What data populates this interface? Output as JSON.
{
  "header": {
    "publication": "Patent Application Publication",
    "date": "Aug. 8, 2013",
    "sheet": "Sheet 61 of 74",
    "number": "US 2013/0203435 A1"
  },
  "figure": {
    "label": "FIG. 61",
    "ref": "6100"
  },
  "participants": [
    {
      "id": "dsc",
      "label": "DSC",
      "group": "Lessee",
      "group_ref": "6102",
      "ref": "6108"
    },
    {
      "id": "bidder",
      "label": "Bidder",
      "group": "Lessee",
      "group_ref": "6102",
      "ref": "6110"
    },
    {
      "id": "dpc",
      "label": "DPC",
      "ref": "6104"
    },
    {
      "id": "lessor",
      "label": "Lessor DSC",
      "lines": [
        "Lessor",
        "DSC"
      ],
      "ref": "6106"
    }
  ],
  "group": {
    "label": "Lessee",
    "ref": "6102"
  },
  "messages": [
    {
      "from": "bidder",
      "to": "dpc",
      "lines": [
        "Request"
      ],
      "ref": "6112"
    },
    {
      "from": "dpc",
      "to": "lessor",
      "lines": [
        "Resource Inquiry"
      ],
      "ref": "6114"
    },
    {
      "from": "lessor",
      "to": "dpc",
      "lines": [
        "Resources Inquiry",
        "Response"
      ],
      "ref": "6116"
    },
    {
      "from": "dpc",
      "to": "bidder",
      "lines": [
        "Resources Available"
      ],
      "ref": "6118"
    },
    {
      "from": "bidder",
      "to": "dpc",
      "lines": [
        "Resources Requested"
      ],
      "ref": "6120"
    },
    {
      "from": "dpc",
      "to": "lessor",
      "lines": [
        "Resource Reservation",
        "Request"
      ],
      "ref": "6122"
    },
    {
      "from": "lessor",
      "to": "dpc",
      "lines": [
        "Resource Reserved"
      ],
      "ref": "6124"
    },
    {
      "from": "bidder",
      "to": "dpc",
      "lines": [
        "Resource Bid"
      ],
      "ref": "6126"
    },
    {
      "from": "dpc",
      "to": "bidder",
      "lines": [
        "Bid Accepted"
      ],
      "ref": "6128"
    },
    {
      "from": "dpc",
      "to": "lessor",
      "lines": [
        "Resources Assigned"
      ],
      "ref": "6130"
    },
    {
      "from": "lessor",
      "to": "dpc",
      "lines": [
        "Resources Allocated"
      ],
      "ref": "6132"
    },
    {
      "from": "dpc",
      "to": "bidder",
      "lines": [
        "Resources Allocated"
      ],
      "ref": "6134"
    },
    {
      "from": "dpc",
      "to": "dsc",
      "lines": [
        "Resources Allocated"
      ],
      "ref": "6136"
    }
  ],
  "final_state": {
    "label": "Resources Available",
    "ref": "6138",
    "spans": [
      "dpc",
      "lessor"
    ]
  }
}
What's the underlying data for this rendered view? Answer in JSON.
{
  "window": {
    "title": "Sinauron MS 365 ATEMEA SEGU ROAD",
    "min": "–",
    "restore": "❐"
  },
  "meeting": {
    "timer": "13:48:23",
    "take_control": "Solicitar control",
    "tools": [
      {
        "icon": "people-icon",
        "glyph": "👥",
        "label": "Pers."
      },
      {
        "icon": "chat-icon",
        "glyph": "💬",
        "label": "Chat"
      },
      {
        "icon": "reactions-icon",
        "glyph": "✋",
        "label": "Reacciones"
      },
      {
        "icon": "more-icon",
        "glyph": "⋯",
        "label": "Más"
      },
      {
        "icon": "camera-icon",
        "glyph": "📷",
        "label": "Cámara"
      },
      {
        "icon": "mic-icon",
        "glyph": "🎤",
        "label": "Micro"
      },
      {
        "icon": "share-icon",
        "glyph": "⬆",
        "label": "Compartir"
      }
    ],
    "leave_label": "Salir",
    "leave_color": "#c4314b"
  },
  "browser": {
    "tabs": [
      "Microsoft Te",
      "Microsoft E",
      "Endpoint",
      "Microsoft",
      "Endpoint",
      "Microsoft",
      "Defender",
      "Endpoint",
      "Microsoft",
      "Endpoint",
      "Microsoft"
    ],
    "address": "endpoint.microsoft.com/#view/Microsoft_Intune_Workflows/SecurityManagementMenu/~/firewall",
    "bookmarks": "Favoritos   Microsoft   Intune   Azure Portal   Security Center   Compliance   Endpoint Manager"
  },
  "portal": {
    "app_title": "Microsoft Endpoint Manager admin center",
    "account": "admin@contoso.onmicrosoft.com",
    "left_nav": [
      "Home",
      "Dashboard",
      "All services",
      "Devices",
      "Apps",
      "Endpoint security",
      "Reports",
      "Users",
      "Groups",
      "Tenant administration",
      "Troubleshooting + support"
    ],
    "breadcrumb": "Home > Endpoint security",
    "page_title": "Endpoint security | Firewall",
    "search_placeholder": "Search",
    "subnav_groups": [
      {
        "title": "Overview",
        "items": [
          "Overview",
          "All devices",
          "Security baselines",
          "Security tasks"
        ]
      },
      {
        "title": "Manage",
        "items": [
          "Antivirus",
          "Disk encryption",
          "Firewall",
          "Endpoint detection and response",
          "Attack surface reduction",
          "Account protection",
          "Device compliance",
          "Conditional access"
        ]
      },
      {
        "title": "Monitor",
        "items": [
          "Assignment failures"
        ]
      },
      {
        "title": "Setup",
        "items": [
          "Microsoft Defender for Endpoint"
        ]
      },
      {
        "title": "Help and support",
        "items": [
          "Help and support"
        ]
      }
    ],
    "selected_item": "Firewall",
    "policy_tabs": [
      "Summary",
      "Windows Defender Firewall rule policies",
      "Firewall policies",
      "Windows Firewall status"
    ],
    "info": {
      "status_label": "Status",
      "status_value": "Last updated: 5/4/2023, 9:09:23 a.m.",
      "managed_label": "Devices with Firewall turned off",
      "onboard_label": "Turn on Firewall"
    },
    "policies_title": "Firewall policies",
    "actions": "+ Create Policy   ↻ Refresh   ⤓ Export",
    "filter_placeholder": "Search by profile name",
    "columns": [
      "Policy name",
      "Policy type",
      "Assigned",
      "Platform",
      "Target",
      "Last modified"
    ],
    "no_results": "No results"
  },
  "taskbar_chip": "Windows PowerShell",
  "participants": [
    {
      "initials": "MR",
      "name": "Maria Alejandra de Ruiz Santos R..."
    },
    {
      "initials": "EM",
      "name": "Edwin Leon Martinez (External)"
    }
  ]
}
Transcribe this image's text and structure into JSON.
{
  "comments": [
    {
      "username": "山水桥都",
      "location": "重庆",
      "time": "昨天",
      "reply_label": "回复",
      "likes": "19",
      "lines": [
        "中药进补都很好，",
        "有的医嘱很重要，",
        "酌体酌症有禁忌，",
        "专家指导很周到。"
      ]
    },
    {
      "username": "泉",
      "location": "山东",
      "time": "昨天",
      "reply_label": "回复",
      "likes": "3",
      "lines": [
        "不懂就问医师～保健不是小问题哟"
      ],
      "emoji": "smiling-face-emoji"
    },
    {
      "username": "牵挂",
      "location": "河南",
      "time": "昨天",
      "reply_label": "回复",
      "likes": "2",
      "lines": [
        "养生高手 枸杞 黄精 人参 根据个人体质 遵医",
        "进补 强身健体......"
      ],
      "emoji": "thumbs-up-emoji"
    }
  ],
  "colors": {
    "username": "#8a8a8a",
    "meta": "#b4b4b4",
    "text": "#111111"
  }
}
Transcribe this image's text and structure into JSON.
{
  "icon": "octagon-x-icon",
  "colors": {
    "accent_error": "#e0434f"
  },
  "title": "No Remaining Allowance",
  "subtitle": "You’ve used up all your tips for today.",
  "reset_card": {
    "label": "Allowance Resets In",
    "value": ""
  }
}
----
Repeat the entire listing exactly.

What data populates this interface? Output as JSON.
{
  "header": {
    "publication": "Patent Application Publication",
    "date": "Aug. 8, 2013",
    "sheet": "Sheet 61 of 74",
    "number": "US 2013/0203435 A1"
  },
  "figure": {
    "label": "FIG. 61",
    "ref": "6100"
  },
  "participants": [
    {
      "id": "dsc",
      "label": "DSC",
      "group": "Lessee",
      "group_ref": "6102",
      "ref": "6108"
    },
    {
      "id": "bidder",
      "label": "Bidder",
      "group": "Lessee",
      "group_ref": "6102",
      "ref": "6110"
    },
    {
      "id": "dpc",
      "label": "DPC",
      "ref": "6104"
    },
    {
      "id": "lessor",
      "label": "Lessor DSC",
      "lines": [
        "Lessor",
        "DSC"
      ],
      "ref": "6106"
    }
  ],
  "group": {
    "label": "Lessee",
    "ref": "6102"
  },
  "messages": [
    {
      "from": "bidder",
      "to": "dpc",
      "lines": [
        "Request"
      ],
      "ref": "6112"
    },
    {
      "from": "dpc",
      "to": "lessor",
      "lines": [
        "Resource Inquiry"
      ],
      "ref": "6114"
    },
    {
      "from": "lessor",
      "to": "dpc",
      "lines": [
        "Resources Inquiry",
        "Response"
      ],
      "ref": "6116"
    },
    {
      "from": "dpc",
      "to": "bidder",
      "lines": [
        "Resources Available"
      ],
      "ref": "6118"
    },
    {
      "from": "bidder",
      "to": "dpc",
      "lines": [
        "Resources Requested"
      ],
      "ref": "6120"
    },
    {
      "from": "dpc",
      "to": "lessor",
      "lines": [
        "Resource Reservation",
        "Request"
      ],
      "ref": "6122"
    },
    {
      "from": "lessor",
      "to": "dpc",
      "lines": [
        "Resource Reserved"
      ],
      "ref": "6124"
    },
    {
      "from": "bidder",
      "to": "dpc",
      "lines": [
        "Resource Bid"
      ],
      "ref": "6126"
    },
    {
      "from": "dpc",
      "to": "bidder",
      "lines": [
        "Bid Accepted"
      ],
      "ref": "6128"
    },
    {
      "from": "dpc",
      "to": "lessor",
      "lines": [
        "Resources Assigned"
      ],
      "ref": "6130"
    },
    {
      "from": "lessor",
      "to": "dpc",
      "lines": [
        "Resources Allocated"
      ],
      "ref": "6132"
    },
    {
      "from": "dpc",
      "to": "bidder",
      "lines": [
        "Resources Allocated"
      ],
      "ref": "6134"
    },
    {
      "from": "dpc",
      "to": "dsc",
      "lines": [
        "Resources Allocated"
      ],
      "ref": "6136"
    }
  ],
  "final_state": {
    "label": "Resources Available",
    "ref": "6138",
    "spans": [
      "dpc",
      "lessor"
    ]
  }
}
What's the underlying data for this rendered view? Answer in JSON.
{
  "window": {
    "title": "Sinauron MS 365 ATEMEA SEGU ROAD",
    "min": "–",
    "restore": "❐"
  },
  "meeting": {
    "timer": "13:48:23",
    "take_control": "Solicitar control",
    "tools": [
      {
        "icon": "people-icon",
        "glyph": "👥",
        "label": "Pers."
      },
      {
        "icon": "chat-icon",
        "glyph": "💬",
        "label": "Chat"
      },
      {
        "icon": "reactions-icon",
        "glyph": "✋",
        "label": "Reacciones"
      },
      {
        "icon": "more-icon",
        "glyph": "⋯",
        "label": "Más"
      },
      {
        "icon": "camera-icon",
        "glyph": "📷",
        "label": "Cámara"
      },
      {
        "icon": "mic-icon",
        "glyph": "🎤",
        "label": "Micro"
      },
      {
        "icon": "share-icon",
        "glyph": "⬆",
        "label": "Compartir"
      }
    ],
    "leave_label": "Salir",
    "leave_color": "#c4314b"
  },
  "browser": {
    "tabs": [
      "Microsoft Te",
      "Microsoft E",
      "Endpoint",
      "Microsoft",
      "Endpoint",
      "Microsoft",
      "Defender",
      "Endpoint",
      "Microsoft",
      "Endpoint",
      "Microsoft"
    ],
    "address": "endpoint.microsoft.com/#view/Microsoft_Intune_Workflows/SecurityManagementMenu/~/firewall",
    "bookmarks": "Favoritos   Microsoft   Intune   Azure Portal   Security Center   Compliance   Endpoint Manager"
  },
  "portal": {
    "app_title": "Microsoft Endpoint Manager admin center",
    "account": "admin@contoso.onmicrosoft.com",
    "left_nav": [
      "Home",
      "Dashboard",
      "All services",
      "Devices",
      "Apps",
      "Endpoint security",
      "Reports",
      "Users",
      "Groups",
      "Tenant administration",
      "Troubleshooting + support"
    ],
    "breadcrumb": "Home > Endpoint security",
    "page_title": "Endpoint security | Firewall",
    "search_placeholder": "Search",
    "subnav_groups": [
      {
        "title": "Overview",
        "items": [
          "Overview",
          "All devices",
          "Security baselines",
          "Security tasks"
        ]
      },
      {
        "title": "Manage",
        "items": [
          "Antivirus",
          "Disk encryption",
          "Firewall",
          "Endpoint detection and response",
          "Attack surface reduction",
          "Account protection",
          "Device compliance",
          "Conditional access"
        ]
      },
      {
        "title": "Monitor",
        "items": [
          "Assignment failures"
        ]
      },
      {
        "title": "Setup",
        "items": [
          "Microsoft Defender for Endpoint"
        ]
      },
      {
        "title": "Help and support",
        "items": [
          "Help and support"
        ]
      }
    ],
    "selected_item": "Firewall",
    "policy_tabs": [
      "Summary",
      "Windows Defender Firewall rule policies",
      "Firewall policies",
      "Windows Firewall status"
    ],
    "info": {
      "status_label": "Status",
      "status_value": "Last updated: 5/4/2023, 9:09:23 a.m.",
      "managed_label": "Devices with Firewall turned off",
      "onboard_label": "Turn on Firewall"
    },
    "policies_title": "Firewall policies",
    "actions": "+ Create Policy   ↻ Refresh   ⤓ Export",
    "filter_placeholder": "Search by profile name",
    "columns": [
      "Policy name",
      "Policy type",
      "Assigned",
      "Platform",
      "Target",
      "Last modified"
    ],
    "no_results": "No results"
  },
  "taskbar_chip": "Windows PowerShell",
  "participants": [
    {
      "initials": "MR",
      "name": "Maria Alejandra de Ruiz Santos R..."
    },
    {
      "initials": "EM",
      "name": "Edwin Leon Martinez (External)"
    }
  ]
}
Transcribe this image's text and structure into JSON.
{
  "comments": [
    {
      "username": "山水桥都",
      "location": "重庆",
      "time": "昨天",
      "reply_label": "回复",
      "likes": "19",
      "lines": [
        "中药进补都很好，",
        "有的医嘱很重要，",
        "酌体酌症有禁忌，",
        "专家指导很周到。"
      ]
    },
    {
      "username": "泉",
      "location": "山东",
      "time": "昨天",
      "reply_label": "回复",
      "likes": "3",
      "lines": [
        "不懂就问医师～保健不是小问题哟"
      ],
      "emoji": "smiling-face-emoji"
    },
    {
      "username": "牵挂",
      "location": "河南",
      "time": "昨天",
      "reply_label": "回复",
      "likes": "2",
      "lines": [
        "养生高手 枸杞 黄精 人参 根据个人体质 遵医",
        "进补 强身健体......"
      ],
      "emoji": "thumbs-up-emoji"
    }
  ],
  "colors": {
    "username": "#8a8a8a",
    "meta": "#b4b4b4",
    "text": "#111111"
  }
}
Transcribe this image's text and structure into JSON.
{
  "icon": "octagon-x-icon",
  "colors": {
    "accent_error": "#e0434f"
  },
  "title": "No Remaining Allowance",
  "subtitle": "You’ve used up all your tips for today.",
  "reset_card": {
    "label": "Allowance Resets In",
    "value": ""
  }
}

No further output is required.